Let’s get one thing straight, right off the bat: you can’t judge an actor’s work by the stupid shit they say off-screen. We’ve said it before, but it bears repeating; you’re not just inviting unnecessary peripherals into your viewing experience, but you may very well end up missing some fine films for no good reason. That said, the ill-timed PR crash-and-burn campaign currently befalling Matt Damon is particularly unfortunate, and not only because he seemed like such a reasonable and thoughtful guy, before he started white-splaining diversity and advising gay actors to closet it up. It’s tough because the success of the movie he’s ostensibly promoting, Ridley Scott’s adaptation of Andy Weir’s novel The Martian, rests so fully on our engagement with, and admiration of, the actor.
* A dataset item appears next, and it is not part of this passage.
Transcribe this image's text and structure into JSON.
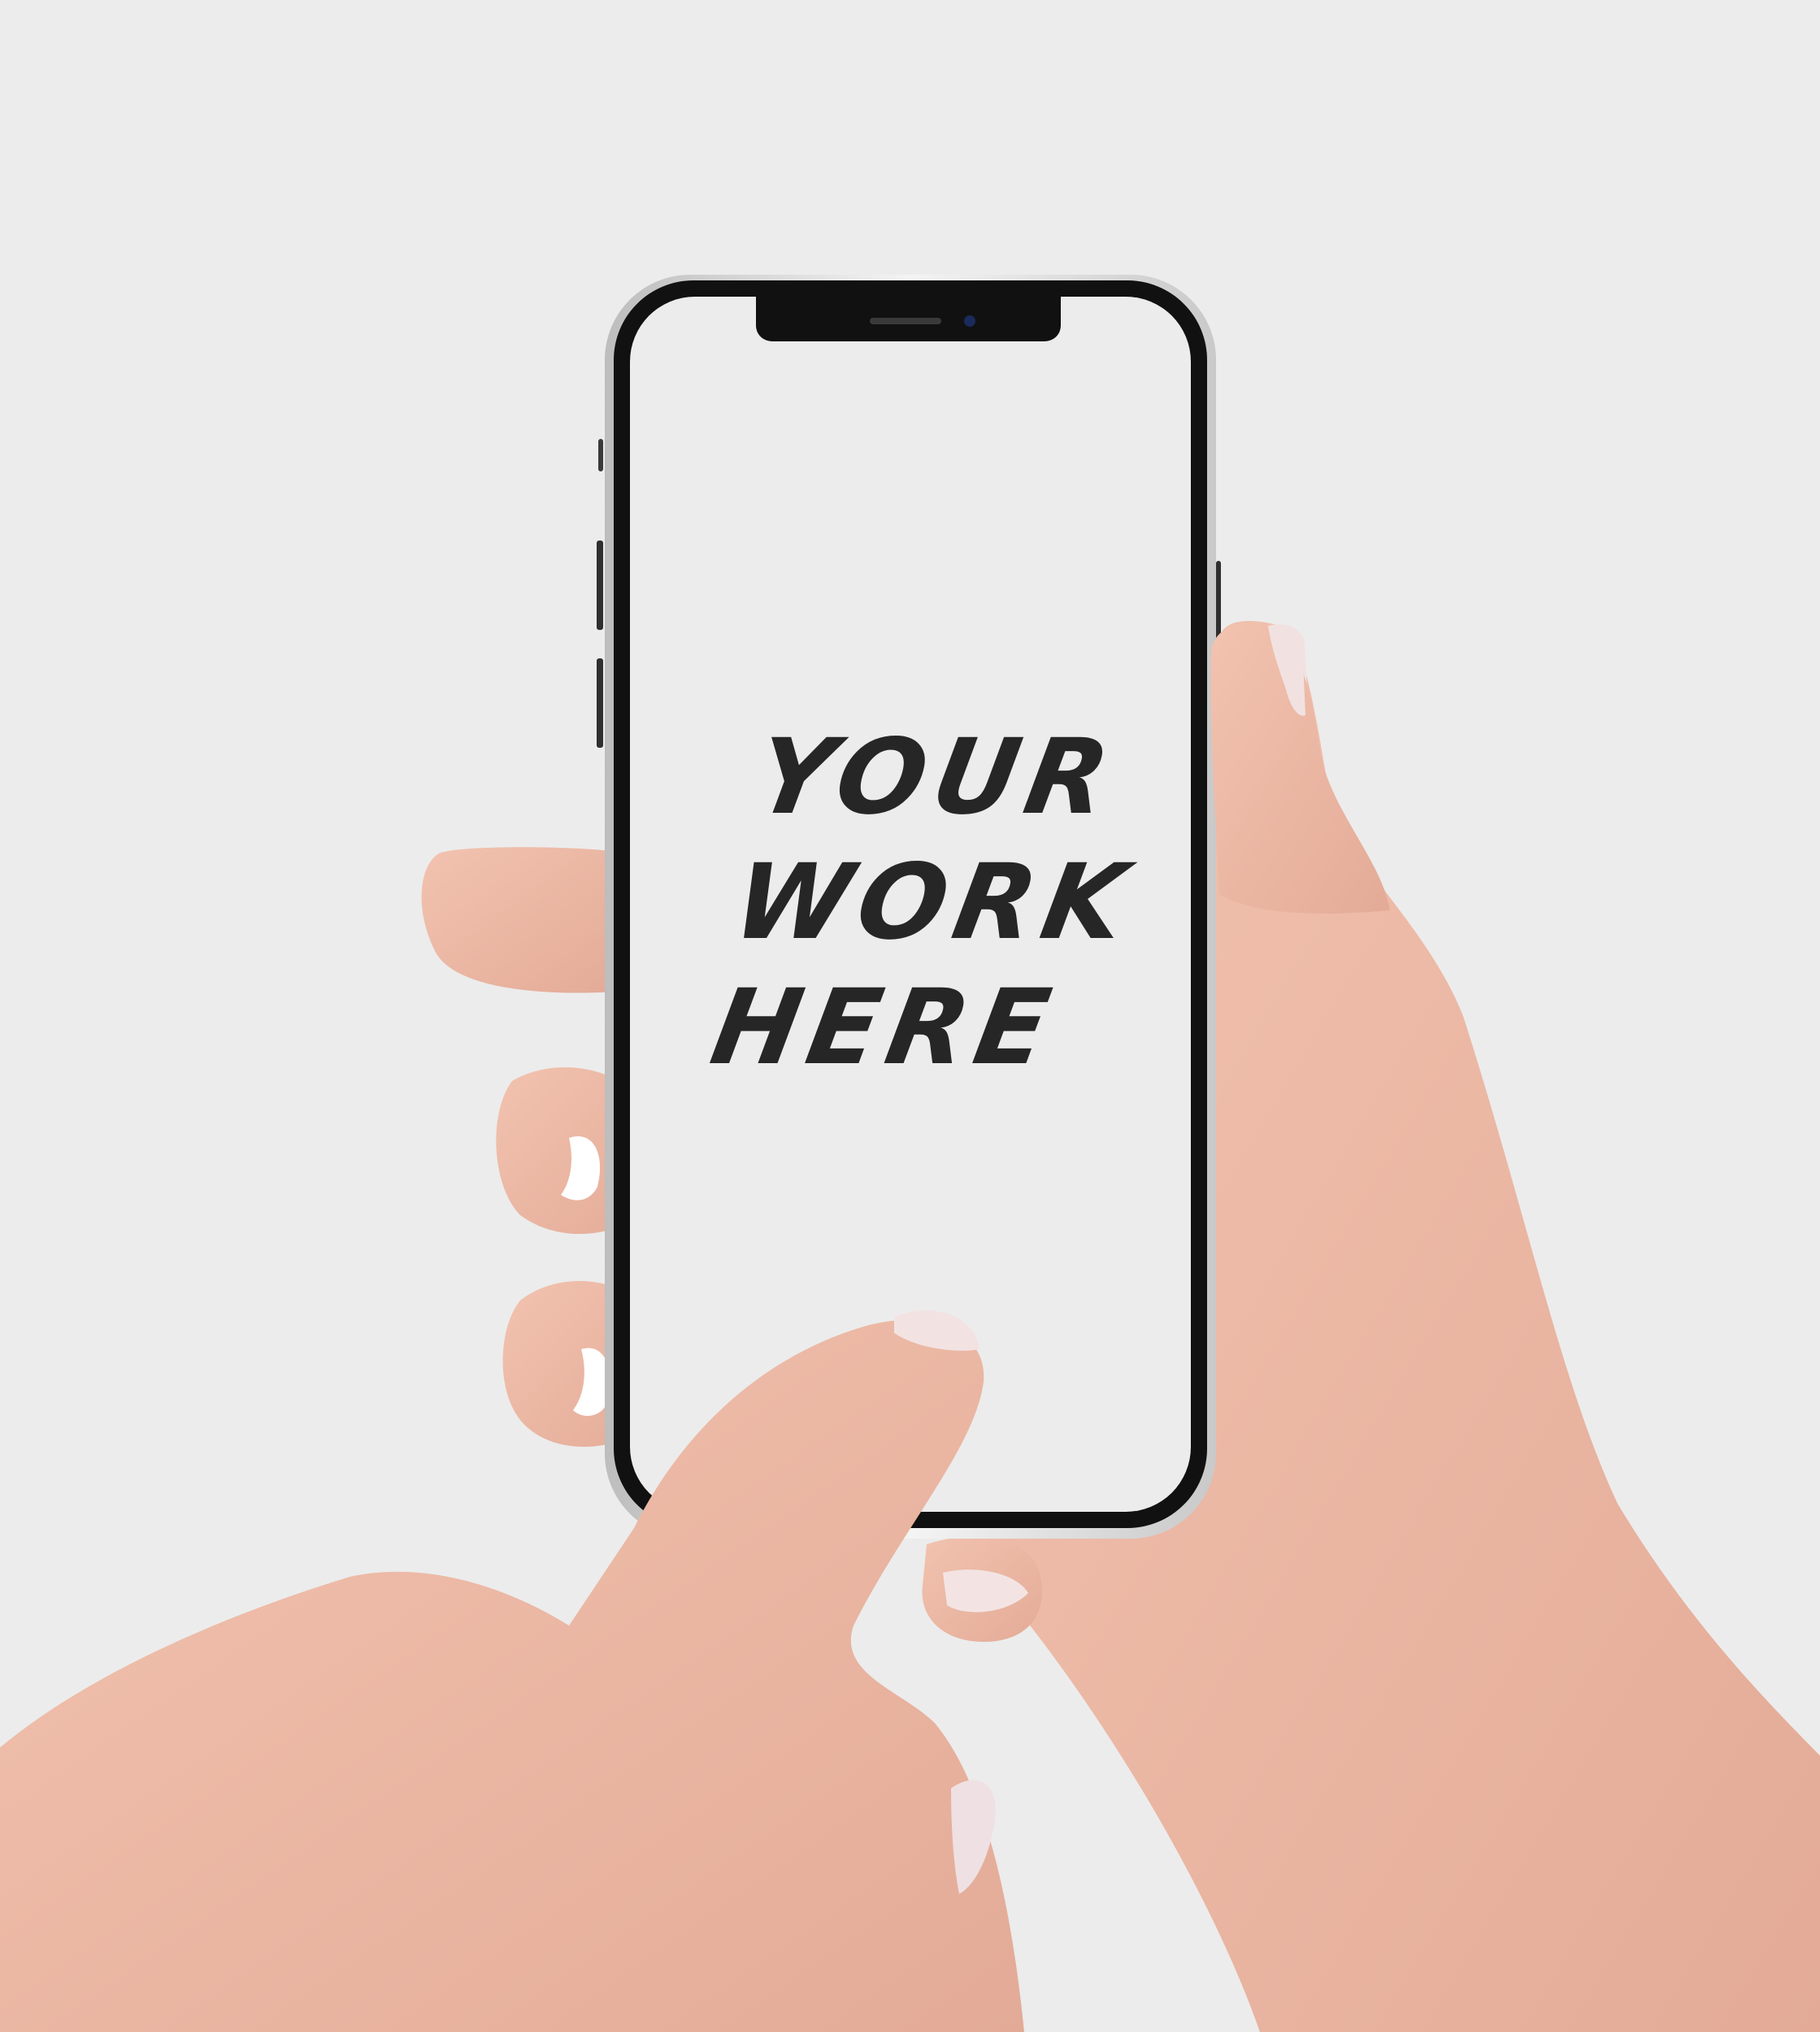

He plays Mark Watney, left behind during a manned mission to Mars that goes awry, his commander (Jessica Chastain) and crew assuming he’s dead. But he’s not; he wakes up disoriented, inured, and basically out of oxygen. After dragging himself to their base and performing a bit of sweaty self-surgery, he survives — though the duration of that survival is up for grabs. Even if he can establish contact, it’ll take four years to get another crew up there, far less than the oxygen and food on hand. “So, yeah,” he says. “Yeah.” And that seems to be that; he casually sits down to watch his life tick away, before the turnaround comes. “I’m not gonna die up here,” he decides. There’s one way to stay alive: “I’m gonna have to science the shit outta this.”
In the wrong hands, a line like that — and, frankly, a movie like this — could sink like a stone. So the casting of Damon in this role is key, not only because he’s credibly smart enough to play a botanist/astronaut/MacGyver in space, but because usually, his neighborhood-guy likability puts you on his side. You’re up there with him, and hopefully pulling for him, not unlike Tom Hanks on the desert island in Cast Away. And Damon doesn’t need a volleyball, as the film wisely has Watney keep filing video logs of the mission, ostensibly to document it but presumably to give himself “someone” to talk to. So there’s your exposition and explanation; it also allows welcome shots of humor, via dialogue like, “I don’t mean to sound arrogant, but I am the greatest botanist on this planet.”
For much of the first act, The Martian seems to follow the mold of the Zemeckis film — and then it begins to break away. For reasons frankly never quite explained to my satisfaction, communication with NASA isn’t possible, until a satellite watcher takes note of unexplained movements on the red planet. And thus the space organization must pull an “eh, not so much” following a public tragedy and state funeral, and figure out how to get this guy home.
And it takes some figuring. Your mileage may vary, but this viewer gets a particular charge out of fiction preoccupied with the very simple task of dramatizing people doing their jobs who are particularly good at them. Scott assembles an enviable supporting cast — Chiwetel Ejiofor, Jeff Daniels, Sean Bean, Mackenzie Davis, Kristen Wiig, and Donald Glover on the ground; Chastain, Kate Mara, Michael Peña, Sebastian Stan, and Aksel Hennie in the air — all of them playing very smart people who will work on the problem and, hell or high water, will solve it.
They perform calculations. They create mirror sites, replicate his actions, try out possible hacks. They adjust timelines, and readjust them. Colleagues volunteer, at great risk. And when all else fails, they improvise. (I have no idea if the science here checks out, and I could not care less, “fact-checking” web articles; what matters, since we’re talking about a motion picture, is I believe it checks out.) There are setbacks and defeats; each hurt more than if he’d just thrown in the towel at beginning, because now, survival seems possible. Frankly, when you’ve got Chiwetel Ejiofor on your side, anything seems possible.
And that spirit is ultimately what carries The Martian, past the questionable narrative stumbles, the peculiar techniques (not sure about those fast-forwards, Ridley), and the unfortunate ‘70s pop soundtrack that feels like someone trying to be clever, which is never a good look (I’ve been assured that this ill-advised, one-joke gimmick was present in the novel, but space montage sequences with a disco beat nevertheless feel like they’re ripping off Guardians of the Galaxy). It’s just a cracklingly good entertainment, a crowd-pleaser that’s compelling and emotional and even a little inspirational.
There will come a time in almost any mission, Watney tells the students in his astronaut training course, when you think you might die. You can train for it, and you can think you’re ready for it, but when that moment comes, it’s devastating — to come to terms with the fact that this is it. “Now, you can either accept that,” he tells them, “or you can get to work.” The equation lies at the heart of The Martian; it’s what the movie’s really about, beyond an astronaut stuck on Mars. The spirit of “getting to work” is what propels the movie, and gives it its charge. This is a movie about smart people facing problems that are seemingly out of their reach, and rising to the occasion. Here’s hoping Damon can do the same.
The Martian is out Friday.